32. Plaintiffs' briefs generally state that the court erred in precluding Plaintiffs' evidence of loss of enjoyment of life from trial. Plaintiffs, however, do not indicate whether the court's error was with respect to Cynthia's estate, the other Plaintiffs, or all Plaintiffs.
33. Plaintiffs do not cite to HRS § 663-7 (1993) which would govern the estate's entitlement to damages.
34. This Latin maxim means, “[a] personal right of action dies with the person.” Black's Law Dictionary 31 (6th ed.1990).
35. See full text of HRS 663-8.5 at note 25.
36. This view was vividly expressed in Jones v. Shaffer, 573 So.2d 740, 746 (Miss.1990) (concurring opinion), which stated:A person tortiously injured, and permanently disabled in consequence, may recover for the diminished joy of living․ If this view does not hold for wrongful death cases, our law gives off unfortunate incentives. We invite the tortfeasor who runs over a pedestrian to back up and do it again and be sure his victim is dead.
37. With regard to punitive damages, the complaint alleged the following: “20. The conduct of [Sataraka] justifies the imposition of an award of punitive damages. WHEREFORE, Plaintiffs pray for judgment against Defendants, jointly and severally, [for] ․ [p]unitive damages in an amount to be shown at trial[.]”
38. Plaintiffs' proposed instruction 10.1 read as follows:[10.1] Plaintiff BETTY J. OZAKI, as special administrator of the Estate of CYNTHIA DENNIS, is seeking damages on behalf of the Estate of CYNTHIA DENNIS. The damages being sought on behalf of the Estate include damages for CYNTHIA DENNIS' physical pain and suffering, her mental suffering and emotional distress and funeral expenses. If you find for Plaintiffs on the issue of liability, the Estate of CYNTHIA DENNIS is entitled to damages in such amount as, in your judgment, will fairly and adequately compensate it for the damages described heretofore.(Emphasis added.)
39. Plaintiffs' proposed instruction number 11 defined emotional distress as follows: The term emotional distress as used in these instructions is often described by various other terms, such as mental distress, mental suffering, or mental anguish. If you determine that any of the Plaintiffs herein are entitled to damages for emotional distress, you should award an amount which, in your judgment, will fairly compensate the Plaintiffs for such emotional distress. In arriving at the amount of such damage, you should consider:1) All highly unpleasant reactions, such as fear or fright, anger, grief and shock.2) Depression.3) Anxiety, nervousness.4) And any other emotional pain, suffering or anguish.We do not require that on remand the court must necessarily adopt this definition of emotional distress.

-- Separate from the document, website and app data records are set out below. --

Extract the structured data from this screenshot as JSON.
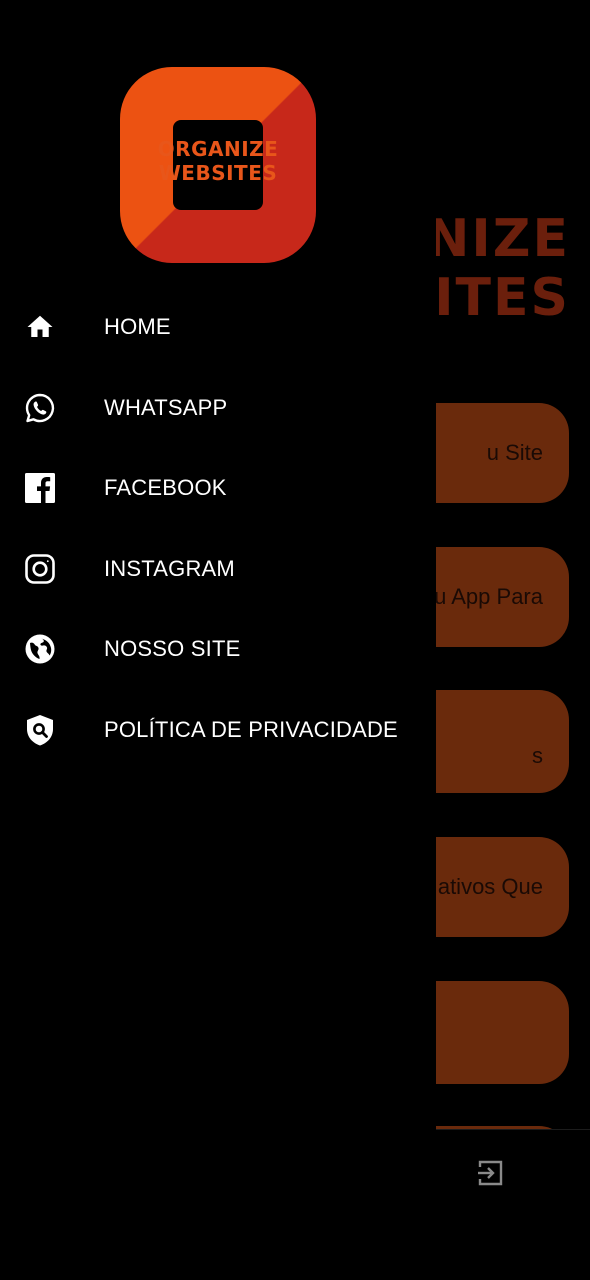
{
  "background": {
    "logo_line1": "NIZE",
    "logo_line2": "ITES",
    "buttons": [
      {
        "label": "u Site"
      },
      {
        "label": "u App Para"
      },
      {
        "label": "s"
      },
      {
        "label": "ativos Que"
      },
      {
        "label": ""
      }
    ],
    "exit_icon": "exit-icon"
  },
  "drawer": {
    "logo": {
      "line1": "ORGANIZE",
      "line2": "WEBSITES"
    },
    "menu": [
      {
        "label": "HOME",
        "icon": "home-icon"
      },
      {
        "label": "WHATSAPP",
        "icon": "whatsapp-icon"
      },
      {
        "label": "FACEBOOK",
        "icon": "facebook-icon"
      },
      {
        "label": "INSTAGRAM",
        "icon": "instagram-icon"
      },
      {
        "label": "NOSSO SITE",
        "icon": "globe-icon"
      },
      {
        "label": "POLÍTICA DE PRIVACIDADE",
        "icon": "shield-search-icon"
      }
    ]
  },
  "colors": {
    "logo_orange": "#ec5212",
    "logo_red": "#c7281a",
    "button_dimmed": "#6a2a0c",
    "background": "#000000",
    "text": "#ffffff"
  }
}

40. Plaintiffs' proposed jury instruction number 14.2 read as follows:[14.2] Plaintiff Teruko Dennis seeks damages in her individual capacity for: (1) Mental suffering and emotional distress; (2) Loss of love and affection; (3) Loss of care, attention, and acts of kindness; (4) Loss of society, companionship, comfort, consortium, or protection; (5) Loss of filial care or attention; and (6) Loss of support. If you find for Plaintiffs on the issue of liability, TERUKO DENNIS, in her individual capacity, is entitled to damages in such amount as, in your judgment, will fairly and adequately compensate her for the damages described heretofore.(Emphasis added.)